DATA FOR PROCESSING:
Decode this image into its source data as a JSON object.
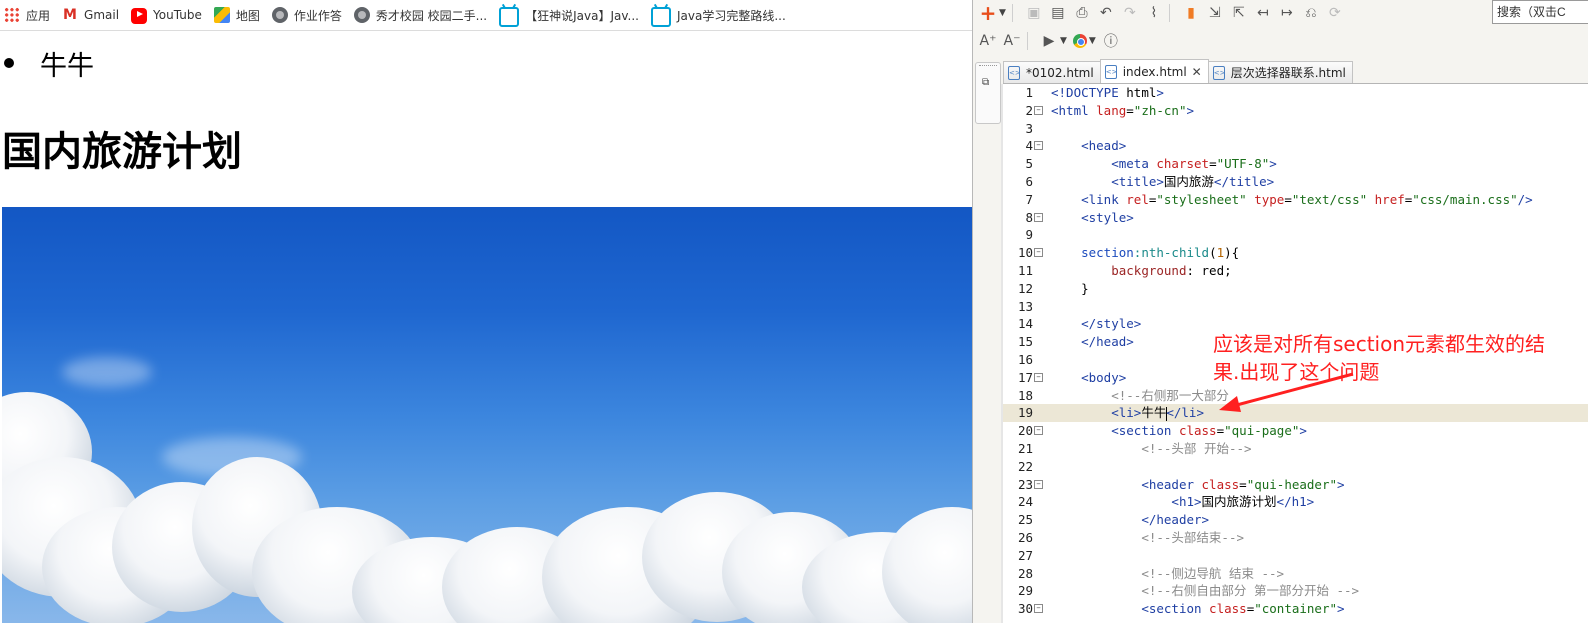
{
  "browser": {
    "bookmarks": [
      {
        "icon": "apps-icon",
        "label": "应用"
      },
      {
        "icon": "gmail-icon",
        "label": "Gmail"
      },
      {
        "icon": "youtube-icon",
        "label": "YouTube"
      },
      {
        "icon": "maps-icon",
        "label": "地图"
      },
      {
        "icon": "globe-icon",
        "label": "作业作答"
      },
      {
        "icon": "globe-icon",
        "label": "秀才校园 校园二手..."
      },
      {
        "icon": "bilibili-icon",
        "label": "【狂神说Java】Jav..."
      },
      {
        "icon": "bilibili-icon",
        "label": "Java学习完整路线..."
      }
    ],
    "page": {
      "list_item": "牛牛",
      "heading": "国内旅游计划",
      "hero_image": "sky-with-clouds"
    }
  },
  "editor": {
    "search_placeholder": "搜索（双击C",
    "tabs": [
      {
        "label": "*0102.html",
        "active": false,
        "closable": false
      },
      {
        "label": "index.html",
        "active": true,
        "closable": true
      },
      {
        "label": "层次选择器联系.html",
        "active": false,
        "closable": false
      }
    ],
    "current_line": 19,
    "lines": [
      {
        "n": "1",
        "fold": false,
        "tokens": [
          [
            "tg",
            "<!DOCTYPE "
          ],
          [
            "tx2",
            "html"
          ],
          [
            "tg",
            ">"
          ]
        ]
      },
      {
        "n": "2",
        "fold": true,
        "tokens": [
          [
            "tg",
            "<html "
          ],
          [
            "at",
            "lang"
          ],
          [
            "tx2",
            "="
          ],
          [
            "st",
            "\"zh-cn\""
          ],
          [
            "tg",
            ">"
          ]
        ]
      },
      {
        "n": "3",
        "fold": false,
        "tokens": []
      },
      {
        "n": "4",
        "fold": true,
        "tokens": [
          [
            "tx2",
            "    "
          ],
          [
            "tg",
            "<head>"
          ]
        ]
      },
      {
        "n": "5",
        "fold": false,
        "tokens": [
          [
            "tx2",
            "        "
          ],
          [
            "tg",
            "<meta "
          ],
          [
            "at",
            "charset"
          ],
          [
            "tx2",
            "="
          ],
          [
            "st",
            "\"UTF-8\""
          ],
          [
            "tg",
            ">"
          ]
        ]
      },
      {
        "n": "6",
        "fold": false,
        "tokens": [
          [
            "tx2",
            "        "
          ],
          [
            "tg",
            "<title>"
          ],
          [
            "tx2",
            "国内旅游"
          ],
          [
            "tg",
            "</title>"
          ]
        ]
      },
      {
        "n": "7",
        "fold": false,
        "tokens": [
          [
            "tx2",
            "    "
          ],
          [
            "tg",
            "<link "
          ],
          [
            "at",
            "rel"
          ],
          [
            "tx2",
            "="
          ],
          [
            "st",
            "\"stylesheet\" "
          ],
          [
            "at",
            "type"
          ],
          [
            "tx2",
            "="
          ],
          [
            "st",
            "\"text/css\" "
          ],
          [
            "at",
            "href"
          ],
          [
            "tx2",
            "="
          ],
          [
            "st",
            "\"css/main.css\""
          ],
          [
            "tg",
            "/>"
          ]
        ]
      },
      {
        "n": "8",
        "fold": true,
        "tokens": [
          [
            "tx2",
            "    "
          ],
          [
            "tg",
            "<style>"
          ]
        ]
      },
      {
        "n": "9",
        "fold": false,
        "tokens": []
      },
      {
        "n": "10",
        "fold": true,
        "tokens": [
          [
            "tx2",
            "    "
          ],
          [
            "sel",
            "section"
          ],
          [
            "ps",
            ":nth-child"
          ],
          [
            "tx2",
            "("
          ],
          [
            "nm",
            "1"
          ],
          [
            "tx2",
            "){"
          ]
        ]
      },
      {
        "n": "11",
        "fold": false,
        "tokens": [
          [
            "tx2",
            "        "
          ],
          [
            "pr",
            "background"
          ],
          [
            "tx2",
            ": red;"
          ]
        ]
      },
      {
        "n": "12",
        "fold": false,
        "tokens": [
          [
            "tx2",
            "    }"
          ]
        ]
      },
      {
        "n": "13",
        "fold": false,
        "tokens": []
      },
      {
        "n": "14",
        "fold": false,
        "tokens": [
          [
            "tx2",
            "    "
          ],
          [
            "tg",
            "</style>"
          ]
        ]
      },
      {
        "n": "15",
        "fold": false,
        "tokens": [
          [
            "tx2",
            "    "
          ],
          [
            "tg",
            "</head>"
          ]
        ]
      },
      {
        "n": "16",
        "fold": false,
        "tokens": []
      },
      {
        "n": "17",
        "fold": true,
        "tokens": [
          [
            "tx2",
            "    "
          ],
          [
            "tg",
            "<body>"
          ]
        ]
      },
      {
        "n": "18",
        "fold": false,
        "tokens": [
          [
            "tx2",
            "        "
          ],
          [
            "cm",
            "<!--右侧那一大部分"
          ]
        ]
      },
      {
        "n": "19",
        "fold": false,
        "tokens": [
          [
            "tx2",
            "        "
          ],
          [
            "tg",
            "<li>"
          ],
          [
            "tx2",
            "牛牛"
          ],
          [
            "cursor",
            ""
          ],
          [
            "tg",
            "</li>"
          ]
        ]
      },
      {
        "n": "20",
        "fold": true,
        "tokens": [
          [
            "tx2",
            "        "
          ],
          [
            "tg",
            "<section "
          ],
          [
            "at",
            "class"
          ],
          [
            "tx2",
            "="
          ],
          [
            "st",
            "\"qui-page\""
          ],
          [
            "tg",
            ">"
          ]
        ]
      },
      {
        "n": "21",
        "fold": false,
        "tokens": [
          [
            "tx2",
            "            "
          ],
          [
            "cm",
            "<!--头部 开始-->"
          ]
        ]
      },
      {
        "n": "22",
        "fold": false,
        "tokens": []
      },
      {
        "n": "23",
        "fold": true,
        "tokens": [
          [
            "tx2",
            "            "
          ],
          [
            "tg",
            "<header "
          ],
          [
            "at",
            "class"
          ],
          [
            "tx2",
            "="
          ],
          [
            "st",
            "\"qui-header\""
          ],
          [
            "tg",
            ">"
          ]
        ]
      },
      {
        "n": "24",
        "fold": false,
        "tokens": [
          [
            "tx2",
            "                "
          ],
          [
            "tg",
            "<h1>"
          ],
          [
            "tx2",
            "国内旅游计划"
          ],
          [
            "tg",
            "</h1>"
          ]
        ]
      },
      {
        "n": "25",
        "fold": false,
        "tokens": [
          [
            "tx2",
            "            "
          ],
          [
            "tg",
            "</header>"
          ]
        ]
      },
      {
        "n": "26",
        "fold": false,
        "tokens": [
          [
            "tx2",
            "            "
          ],
          [
            "cm",
            "<!--头部结束-->"
          ]
        ]
      },
      {
        "n": "27",
        "fold": false,
        "tokens": []
      },
      {
        "n": "28",
        "fold": false,
        "tokens": [
          [
            "tx2",
            "            "
          ],
          [
            "cm",
            "<!--侧边导航 结束 -->"
          ]
        ]
      },
      {
        "n": "29",
        "fold": false,
        "tokens": [
          [
            "tx2",
            "            "
          ],
          [
            "cm",
            "<!--右侧自由部分 第一部分开始 -->"
          ]
        ]
      },
      {
        "n": "30",
        "fold": true,
        "tokens": [
          [
            "tx2",
            "            "
          ],
          [
            "tg",
            "<section "
          ],
          [
            "at",
            "class"
          ],
          [
            "tx2",
            "="
          ],
          [
            "st",
            "\"container\""
          ],
          [
            "tg",
            ">"
          ]
        ]
      }
    ]
  },
  "annotation": {
    "text_line1": "应该是对所有section元素都生效的结",
    "text_line2": "果.出现了这个问题",
    "color": "#ff2020"
  }
}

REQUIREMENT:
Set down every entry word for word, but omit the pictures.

RESPONSE:
Decode this image into its source data as a JSON object.
{
  "browser": {
    "bookmarks": [
      {
        "icon": "apps-icon",
        "label": "应用"
      },
      {
        "icon": "gmail-icon",
        "label": "Gmail"
      },
      {
        "icon": "youtube-icon",
        "label": "YouTube"
      },
      {
        "icon": "maps-icon",
        "label": "地图"
      },
      {
        "icon": "globe-icon",
        "label": "作业作答"
      },
      {
        "icon": "globe-icon",
        "label": "秀才校园 校园二手..."
      },
      {
        "icon": "bilibili-icon",
        "label": "【狂神说Java】Jav..."
      },
      {
        "icon": "bilibili-icon",
        "label": "Java学习完整路线..."
      }
    ],
    "page": {
      "list_item": "牛牛",
      "heading": "国内旅游计划",
      "hero_image": "sky-with-clouds"
    }
  },
  "editor": {
    "search_placeholder": "搜索（双击C",
    "tabs": [
      {
        "label": "*0102.html",
        "active": false,
        "closable": false
      },
      {
        "label": "index.html",
        "active": true,
        "closable": true
      },
      {
        "label": "层次选择器联系.html",
        "active": false,
        "closable": false
      }
    ],
    "current_line": 19,
    "lines": [
      {
        "n": "1",
        "fold": false,
        "tokens": [
          [
            "tg",
            "<!DOCTYPE "
          ],
          [
            "tx2",
            "html"
          ],
          [
            "tg",
            ">"
          ]
        ]
      },
      {
        "n": "2",
        "fold": true,
        "tokens": [
          [
            "tg",
            "<html "
          ],
          [
            "at",
            "lang"
          ],
          [
            "tx2",
            "="
          ],
          [
            "st",
            "\"zh-cn\""
          ],
          [
            "tg",
            ">"
          ]
        ]
      },
      {
        "n": "3",
        "fold": false,
        "tokens": []
      },
      {
        "n": "4",
        "fold": true,
        "tokens": [
          [
            "tx2",
            "    "
          ],
          [
            "tg",
            "<head>"
          ]
        ]
      },
      {
        "n": "5",
        "fold": false,
        "tokens": [
          [
            "tx2",
            "        "
          ],
          [
            "tg",
            "<meta "
          ],
          [
            "at",
            "charset"
          ],
          [
            "tx2",
            "="
          ],
          [
            "st",
            "\"UTF-8\""
          ],
          [
            "tg",
            ">"
          ]
        ]
      },
      {
        "n": "6",
        "fold": false,
        "tokens": [
          [
            "tx2",
            "        "
          ],
          [
            "tg",
            "<title>"
          ],
          [
            "tx2",
            "国内旅游"
          ],
          [
            "tg",
            "</title>"
          ]
        ]
      },
      {
        "n": "7",
        "fold": false,
        "tokens": [
          [
            "tx2",
            "    "
          ],
          [
            "tg",
            "<link "
          ],
          [
            "at",
            "rel"
          ],
          [
            "tx2",
            "="
          ],
          [
            "st",
            "\"stylesheet\" "
          ],
          [
            "at",
            "type"
          ],
          [
            "tx2",
            "="
          ],
          [
            "st",
            "\"text/css\" "
          ],
          [
            "at",
            "href"
          ],
          [
            "tx2",
            "="
          ],
          [
            "st",
            "\"css/main.css\""
          ],
          [
            "tg",
            "/>"
          ]
        ]
      },
      {
        "n": "8",
        "fold": true,
        "tokens": [
          [
            "tx2",
            "    "
          ],
          [
            "tg",
            "<style>"
          ]
        ]
      },
      {
        "n": "9",
        "fold": false,
        "tokens": []
      },
      {
        "n": "10",
        "fold": true,
        "tokens": [
          [
            "tx2",
            "    "
          ],
          [
            "sel",
            "section"
          ],
          [
            "ps",
            ":nth-child"
          ],
          [
            "tx2",
            "("
          ],
          [
            "nm",
            "1"
          ],
          [
            "tx2",
            "){"
          ]
        ]
      },
      {
        "n": "11",
        "fold": false,
        "tokens": [
          [
            "tx2",
            "        "
          ],
          [
            "pr",
            "background"
          ],
          [
            "tx2",
            ": red;"
          ]
        ]
      },
      {
        "n": "12",
        "fold": false,
        "tokens": [
          [
            "tx2",
            "    }"
          ]
        ]
      },
      {
        "n": "13",
        "fold": false,
        "tokens": []
      },
      {
        "n": "14",
        "fold": false,
        "tokens": [
          [
            "tx2",
            "    "
          ],
          [
            "tg",
            "</style>"
          ]
        ]
      },
      {
        "n": "15",
        "fold": false,
        "tokens": [
          [
            "tx2",
            "    "
          ],
          [
            "tg",
            "</head>"
          ]
        ]
      },
      {
        "n": "16",
        "fold": false,
        "tokens": []
      },
      {
        "n": "17",
        "fold": true,
        "tokens": [
          [
            "tx2",
            "    "
          ],
          [
            "tg",
            "<body>"
          ]
        ]
      },
      {
        "n": "18",
        "fold": false,
        "tokens": [
          [
            "tx2",
            "        "
          ],
          [
            "cm",
            "<!--右侧那一大部分"
          ]
        ]
      },
      {
        "n": "19",
        "fold": false,
        "tokens": [
          [
            "tx2",
            "        "
          ],
          [
            "tg",
            "<li>"
          ],
          [
            "tx2",
            "牛牛"
          ],
          [
            "cursor",
            ""
          ],
          [
            "tg",
            "</li>"
          ]
        ]
      },
      {
        "n": "20",
        "fold": true,
        "tokens": [
          [
            "tx2",
            "        "
          ],
          [
            "tg",
            "<section "
          ],
          [
            "at",
            "class"
          ],
          [
            "tx2",
            "="
          ],
          [
            "st",
            "\"qui-page\""
          ],
          [
            "tg",
            ">"
          ]
        ]
      },
      {
        "n": "21",
        "fold": false,
        "tokens": [
          [
            "tx2",
            "            "
          ],
          [
            "cm",
            "<!--头部 开始-->"
          ]
        ]
      },
      {
        "n": "22",
        "fold": false,
        "tokens": []
      },
      {
        "n": "23",
        "fold": true,
        "tokens": [
          [
            "tx2",
            "            "
          ],
          [
            "tg",
            "<header "
          ],
          [
            "at",
            "class"
          ],
          [
            "tx2",
            "="
          ],
          [
            "st",
            "\"qui-header\""
          ],
          [
            "tg",
            ">"
          ]
        ]
      },
      {
        "n": "24",
        "fold": false,
        "tokens": [
          [
            "tx2",
            "                "
          ],
          [
            "tg",
            "<h1>"
          ],
          [
            "tx2",
            "国内旅游计划"
          ],
          [
            "tg",
            "</h1>"
          ]
        ]
      },
      {
        "n": "25",
        "fold": false,
        "tokens": [
          [
            "tx2",
            "            "
          ],
          [
            "tg",
            "</header>"
          ]
        ]
      },
      {
        "n": "26",
        "fold": false,
        "tokens": [
          [
            "tx2",
            "            "
          ],
          [
            "cm",
            "<!--头部结束-->"
          ]
        ]
      },
      {
        "n": "27",
        "fold": false,
        "tokens": []
      },
      {
        "n": "28",
        "fold": false,
        "tokens": [
          [
            "tx2",
            "            "
          ],
          [
            "cm",
            "<!--侧边导航 结束 -->"
          ]
        ]
      },
      {
        "n": "29",
        "fold": false,
        "tokens": [
          [
            "tx2",
            "            "
          ],
          [
            "cm",
            "<!--右侧自由部分 第一部分开始 -->"
          ]
        ]
      },
      {
        "n": "30",
        "fold": true,
        "tokens": [
          [
            "tx2",
            "            "
          ],
          [
            "tg",
            "<section "
          ],
          [
            "at",
            "class"
          ],
          [
            "tx2",
            "="
          ],
          [
            "st",
            "\"container\""
          ],
          [
            "tg",
            ">"
          ]
        ]
      }
    ]
  },
  "annotation": {
    "text_line1": "应该是对所有section元素都生效的结",
    "text_line2": "果.出现了这个问题",
    "color": "#ff2020"
  }
}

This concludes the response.